# Work to be completed:
The data must be written out once more, precisely as given.

Data about app and page elements
►

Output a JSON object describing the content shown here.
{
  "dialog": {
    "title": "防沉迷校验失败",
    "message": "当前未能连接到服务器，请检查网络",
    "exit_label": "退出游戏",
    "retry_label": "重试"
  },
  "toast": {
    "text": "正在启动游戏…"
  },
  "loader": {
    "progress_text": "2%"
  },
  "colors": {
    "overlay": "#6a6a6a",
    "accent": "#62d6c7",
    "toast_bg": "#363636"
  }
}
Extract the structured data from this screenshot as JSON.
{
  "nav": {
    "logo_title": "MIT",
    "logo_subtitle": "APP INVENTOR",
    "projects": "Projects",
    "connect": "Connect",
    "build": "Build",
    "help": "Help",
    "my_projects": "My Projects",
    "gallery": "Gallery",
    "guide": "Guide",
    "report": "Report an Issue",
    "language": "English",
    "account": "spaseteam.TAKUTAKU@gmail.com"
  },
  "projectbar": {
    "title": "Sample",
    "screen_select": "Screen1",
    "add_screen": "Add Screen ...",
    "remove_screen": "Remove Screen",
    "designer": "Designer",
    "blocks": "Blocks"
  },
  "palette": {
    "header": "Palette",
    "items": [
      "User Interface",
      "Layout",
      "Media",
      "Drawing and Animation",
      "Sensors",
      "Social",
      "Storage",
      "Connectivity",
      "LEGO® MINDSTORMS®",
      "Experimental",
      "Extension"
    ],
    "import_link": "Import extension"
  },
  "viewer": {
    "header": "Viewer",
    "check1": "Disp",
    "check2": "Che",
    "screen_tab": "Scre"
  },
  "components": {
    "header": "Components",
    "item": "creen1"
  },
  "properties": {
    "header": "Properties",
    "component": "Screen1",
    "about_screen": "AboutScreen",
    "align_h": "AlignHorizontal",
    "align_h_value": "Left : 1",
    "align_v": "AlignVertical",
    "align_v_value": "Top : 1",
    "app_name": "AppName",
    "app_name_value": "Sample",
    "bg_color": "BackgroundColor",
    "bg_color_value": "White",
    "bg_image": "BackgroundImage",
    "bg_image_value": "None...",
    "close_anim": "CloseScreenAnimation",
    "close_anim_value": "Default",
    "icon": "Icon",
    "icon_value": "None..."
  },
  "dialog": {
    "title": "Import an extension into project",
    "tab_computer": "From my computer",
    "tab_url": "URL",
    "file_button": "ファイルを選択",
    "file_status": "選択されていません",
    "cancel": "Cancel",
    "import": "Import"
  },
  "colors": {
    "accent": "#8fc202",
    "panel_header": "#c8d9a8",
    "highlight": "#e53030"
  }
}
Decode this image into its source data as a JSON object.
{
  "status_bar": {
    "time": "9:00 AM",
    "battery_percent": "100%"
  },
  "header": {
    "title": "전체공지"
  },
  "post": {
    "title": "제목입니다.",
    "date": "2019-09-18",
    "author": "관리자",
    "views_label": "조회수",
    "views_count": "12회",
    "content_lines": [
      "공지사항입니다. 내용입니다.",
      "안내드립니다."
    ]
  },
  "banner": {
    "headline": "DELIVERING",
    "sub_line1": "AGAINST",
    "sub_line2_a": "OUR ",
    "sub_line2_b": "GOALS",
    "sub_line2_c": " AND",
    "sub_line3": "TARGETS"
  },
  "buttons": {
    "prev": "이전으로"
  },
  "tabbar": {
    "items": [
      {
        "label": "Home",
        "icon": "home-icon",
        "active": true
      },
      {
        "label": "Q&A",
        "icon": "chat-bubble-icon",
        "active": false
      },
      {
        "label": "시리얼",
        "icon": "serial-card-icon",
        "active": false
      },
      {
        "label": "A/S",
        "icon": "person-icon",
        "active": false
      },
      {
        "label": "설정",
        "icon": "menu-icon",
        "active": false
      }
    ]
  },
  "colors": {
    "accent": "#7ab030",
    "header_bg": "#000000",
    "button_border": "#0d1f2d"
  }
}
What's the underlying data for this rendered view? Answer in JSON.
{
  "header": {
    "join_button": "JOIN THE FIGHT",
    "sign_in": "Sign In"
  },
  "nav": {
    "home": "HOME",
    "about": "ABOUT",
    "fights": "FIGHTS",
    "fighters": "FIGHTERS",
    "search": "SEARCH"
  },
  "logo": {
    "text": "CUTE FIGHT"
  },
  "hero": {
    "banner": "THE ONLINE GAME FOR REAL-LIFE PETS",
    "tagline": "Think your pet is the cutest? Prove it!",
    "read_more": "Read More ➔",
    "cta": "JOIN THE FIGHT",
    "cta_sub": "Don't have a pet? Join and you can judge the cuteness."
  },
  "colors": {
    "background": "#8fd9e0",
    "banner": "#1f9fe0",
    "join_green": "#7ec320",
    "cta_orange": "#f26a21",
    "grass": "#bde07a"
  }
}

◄

# Solution to this problem:
Output a JSON object describing the content shown here.
{
  "dialog": {
    "title": "防沉迷校验失败",
    "message": "当前未能连接到服务器，请检查网络",
    "exit_label": "退出游戏",
    "retry_label": "重试"
  },
  "toast": {
    "text": "正在启动游戏…"
  },
  "loader": {
    "progress_text": "2%"
  },
  "colors": {
    "overlay": "#6a6a6a",
    "accent": "#62d6c7",
    "toast_bg": "#363636"
  }
}
Extract the structured data from this screenshot as JSON.
{
  "nav": {
    "logo_title": "MIT",
    "logo_subtitle": "APP INVENTOR",
    "projects": "Projects",
    "connect": "Connect",
    "build": "Build",
    "help": "Help",
    "my_projects": "My Projects",
    "gallery": "Gallery",
    "guide": "Guide",
    "report": "Report an Issue",
    "language": "English",
    "account": "spaseteam.TAKUTAKU@gmail.com"
  },
  "projectbar": {
    "title": "Sample",
    "screen_select": "Screen1",
    "add_screen": "Add Screen ...",
    "remove_screen": "Remove Screen",
    "designer": "Designer",
    "blocks": "Blocks"
  },
  "palette": {
    "header": "Palette",
    "items": [
      "User Interface",
      "Layout",
      "Media",
      "Drawing and Animation",
      "Sensors",
      "Social",
      "Storage",
      "Connectivity",
      "LEGO® MINDSTORMS®",
      "Experimental",
      "Extension"
    ],
    "import_link": "Import extension"
  },
  "viewer": {
    "header": "Viewer",
    "check1": "Disp",
    "check2": "Che",
    "screen_tab": "Scre"
  },
  "components": {
    "header": "Components",
    "item": "creen1"
  },
  "properties": {
    "header": "Properties",
    "component": "Screen1",
    "about_screen": "AboutScreen",
    "align_h": "AlignHorizontal",
    "align_h_value": "Left : 1",
    "align_v": "AlignVertical",
    "align_v_value": "Top : 1",
    "app_name": "AppName",
    "app_name_value": "Sample",
    "bg_color": "BackgroundColor",
    "bg_color_value": "White",
    "bg_image": "BackgroundImage",
    "bg_image_value": "None...",
    "close_anim": "CloseScreenAnimation",
    "close_anim_value": "Default",
    "icon": "Icon",
    "icon_value": "None..."
  },
  "dialog": {
    "title": "Import an extension into project",
    "tab_computer": "From my computer",
    "tab_url": "URL",
    "file_button": "ファイルを選択",
    "file_status": "選択されていません",
    "cancel": "Cancel",
    "import": "Import"
  },
  "colors": {
    "accent": "#8fc202",
    "panel_header": "#c8d9a8",
    "highlight": "#e53030"
  }
}
Decode this image into its source data as a JSON object.
{
  "status_bar": {
    "time": "9:00 AM",
    "battery_percent": "100%"
  },
  "header": {
    "title": "전체공지"
  },
  "post": {
    "title": "제목입니다.",
    "date": "2019-09-18",
    "author": "관리자",
    "views_label": "조회수",
    "views_count": "12회",
    "content_lines": [
      "공지사항입니다. 내용입니다.",
      "안내드립니다."
    ]
  },
  "banner": {
    "headline": "DELIVERING",
    "sub_line1": "AGAINST",
    "sub_line2_a": "OUR ",
    "sub_line2_b": "GOALS",
    "sub_line2_c": " AND",
    "sub_line3": "TARGETS"
  },
  "buttons": {
    "prev": "이전으로"
  },
  "tabbar": {
    "items": [
      {
        "label": "Home",
        "icon": "home-icon",
        "active": true
      },
      {
        "label": "Q&A",
        "icon": "chat-bubble-icon",
        "active": false
      },
      {
        "label": "시리얼",
        "icon": "serial-card-icon",
        "active": false
      },
      {
        "label": "A/S",
        "icon": "person-icon",
        "active": false
      },
      {
        "label": "설정",
        "icon": "menu-icon",
        "active": false
      }
    ]
  },
  "colors": {
    "accent": "#7ab030",
    "header_bg": "#000000",
    "button_border": "#0d1f2d"
  }
}
What's the underlying data for this rendered view? Answer in JSON.
{
  "header": {
    "join_button": "JOIN THE FIGHT",
    "sign_in": "Sign In"
  },
  "nav": {
    "home": "HOME",
    "about": "ABOUT",
    "fights": "FIGHTS",
    "fighters": "FIGHTERS",
    "search": "SEARCH"
  },
  "logo": {
    "text": "CUTE FIGHT"
  },
  "hero": {
    "banner": "THE ONLINE GAME FOR REAL-LIFE PETS",
    "tagline": "Think your pet is the cutest? Prove it!",
    "read_more": "Read More ➔",
    "cta": "JOIN THE FIGHT",
    "cta_sub": "Don't have a pet? Join and you can judge the cuteness."
  },
  "colors": {
    "background": "#8fd9e0",
    "banner": "#1f9fe0",
    "join_green": "#7ec320",
    "cta_orange": "#f26a21",
    "grass": "#bde07a"
  }
}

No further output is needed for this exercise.